Posted by: Daniel Martin Katz | Dec 17, 2012 4:18:05 PM
Since when is a basic elder law course a quirky category?
Posted by: HTA | Dec 17, 2012 6:07:08 PM
Posted by: Jake | Dec 17, 2012 9:17:00 PM
Duke: Law of Slavery; Interracial Intimacies
Posted by: PLA | Dec 18, 2012 12:06:28 PM
Thank the lord for 3Ls who along with the quirky, take tax clinic as well...so they know something useful.
Posted by: Anthony E. Parent, Esq. | Dec 18, 2012 12:38:36 PM
Illinois: Readings in Nature and Culture and its companion course Readings in Nature and Culture II. Oh, and every crit. class. Do we really need to teach critical race feminism in law school? These courses belong in a liberal arts curriculum. Law school should teach you something about the law.
I like courses that aren't necessarily "bread and butter" legal courses because the discussion of law through a different lens can often lead to a deeper legal understanding. The "law and" movement has enriched legal education in many respects.
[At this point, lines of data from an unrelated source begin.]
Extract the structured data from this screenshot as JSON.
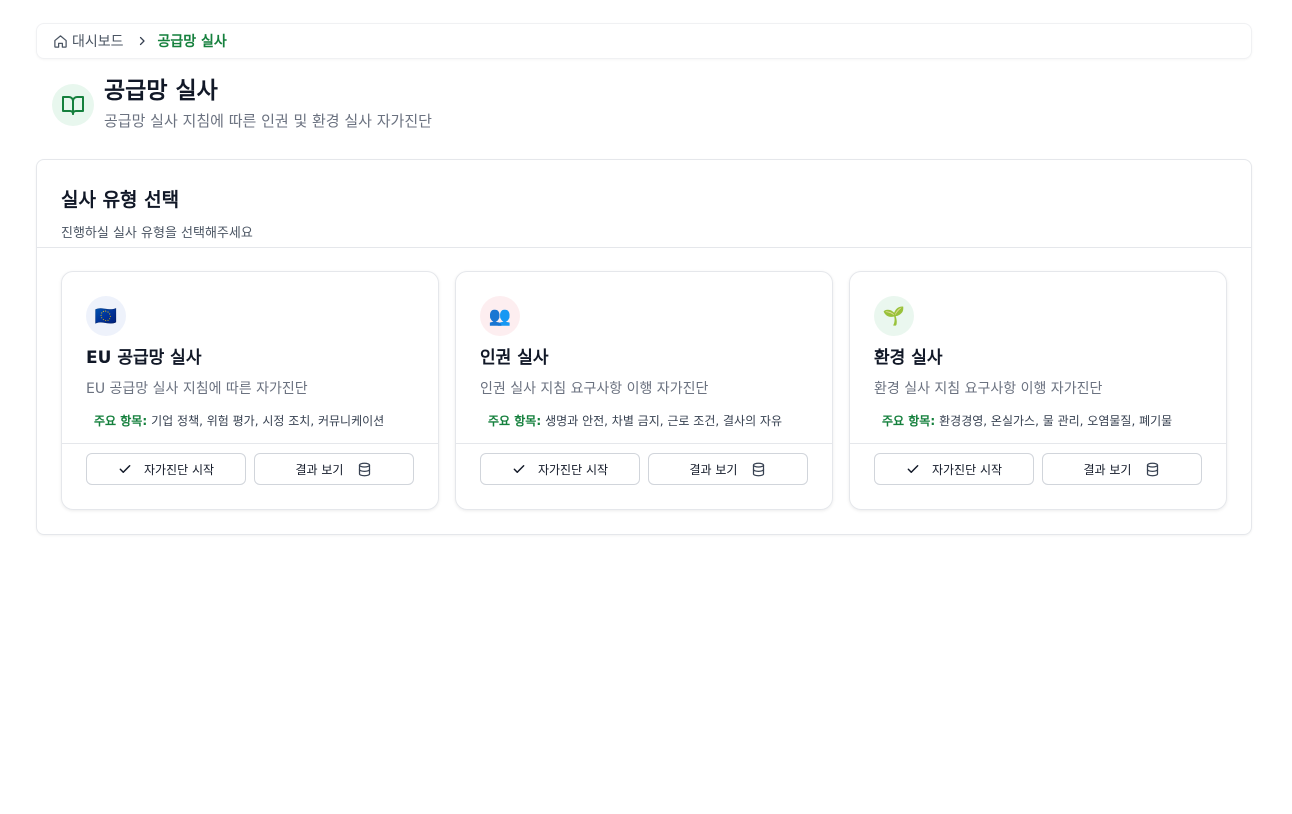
{
  "breadcrumb": {
    "home_label": "대시보드",
    "current_label": "공급망 실사"
  },
  "header": {
    "title": "공급망 실사",
    "subtitle": "공급망 실사 지침에 따른 인권 및 환경 실사 자가진단",
    "icon": "book-open-icon"
  },
  "panel": {
    "title": "실사 유형 선택",
    "description": "진행하실 실사 유형을 선택해주세요"
  },
  "cards": [
    {
      "icon": "🇪🇺",
      "icon_bg": "#eef2fb",
      "title": "EU 공급망 실사",
      "description": "EU 공급망 실사 지침에 따른 자가진단",
      "items_label": "주요 항목:",
      "items": "기업 정책, 위험 평가, 시정 조치, 커뮤니케이션",
      "start_label": "자가진단 시작",
      "results_label": "결과 보기"
    },
    {
      "icon": "👥",
      "icon_bg": "#fdeef0",
      "title": "인권 실사",
      "description": "인권 실사 지침 요구사항 이행 자가진단",
      "items_label": "주요 항목:",
      "items": "생명과 안전, 차별 금지, 근로 조건, 결사의 자유",
      "start_label": "자가진단 시작",
      "results_label": "결과 보기"
    },
    {
      "icon": "🌱",
      "icon_bg": "#eaf7ef",
      "title": "환경 실사",
      "description": "환경 실사 지침 요구사항 이행 자가진단",
      "items_label": "주요 항목:",
      "items": "환경경영, 온실가스, 물 관리, 오염물질, 폐기물",
      "start_label": "자가진단 시작",
      "results_label": "결과 보기"
    }
  ],
  "colors": {
    "accent": "#15803d",
    "border": "#e5e7eb",
    "muted_text": "#6b7280"
  }
}
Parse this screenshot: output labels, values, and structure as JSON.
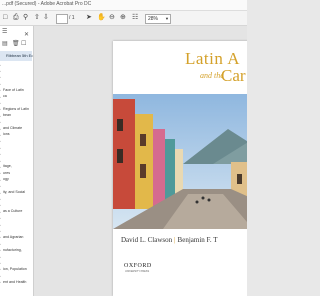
{
  "window": {
    "title": "...pdf (Secured) - Adobe Acrobat Pro DC"
  },
  "toolbar": {
    "page_current": "",
    "page_total": "/ 1",
    "zoom": "28%"
  },
  "bookmarks": {
    "items": [
      {
        "label": "Ribbean 5th Ed",
        "selected": true
      },
      {
        "label": ""
      },
      {
        "label": ""
      },
      {
        "label": ""
      },
      {
        "label": ""
      },
      {
        "label": "Face of Latin"
      },
      {
        "label": "ca"
      },
      {
        "label": ""
      },
      {
        "label": "Regions of Latin"
      },
      {
        "label": "bean"
      },
      {
        "label": ""
      },
      {
        "label": "and Climate"
      },
      {
        "label": "ions"
      },
      {
        "label": ""
      },
      {
        "label": ""
      },
      {
        "label": ""
      },
      {
        "label": ""
      },
      {
        "label": "itage,"
      },
      {
        "label": "ures"
      },
      {
        "label": "ogy"
      },
      {
        "label": ""
      },
      {
        "label": "ity, and Social"
      },
      {
        "label": ""
      },
      {
        "label": ""
      },
      {
        "label": "as a Culture"
      },
      {
        "label": ""
      },
      {
        "label": ""
      },
      {
        "label": ""
      },
      {
        "label": "and Agrarian"
      },
      {
        "label": ""
      },
      {
        "label": "nufacturing,"
      },
      {
        "label": ""
      },
      {
        "label": ""
      },
      {
        "label": "ion, Population"
      },
      {
        "label": ""
      },
      {
        "label": "ent and Health"
      }
    ]
  },
  "cover": {
    "title_line1": "Latin A",
    "title_and": "and the",
    "title_line2": "Car",
    "authors_1": "David L. Clawson",
    "authors_sep": "|",
    "authors_2": "Benjamin F. T",
    "publisher": "OXFORD",
    "publisher_sub": "UNIVERSITY PRESS"
  },
  "colors": {
    "accent": "#d4a12a",
    "bookmark_selected": "#dce6f2"
  }
}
Students in the courses I cited, however, rarely, if ever, mention any substantive legal discussions.
Posted by: ILL | Dec 18, 2012 5:18:21 PM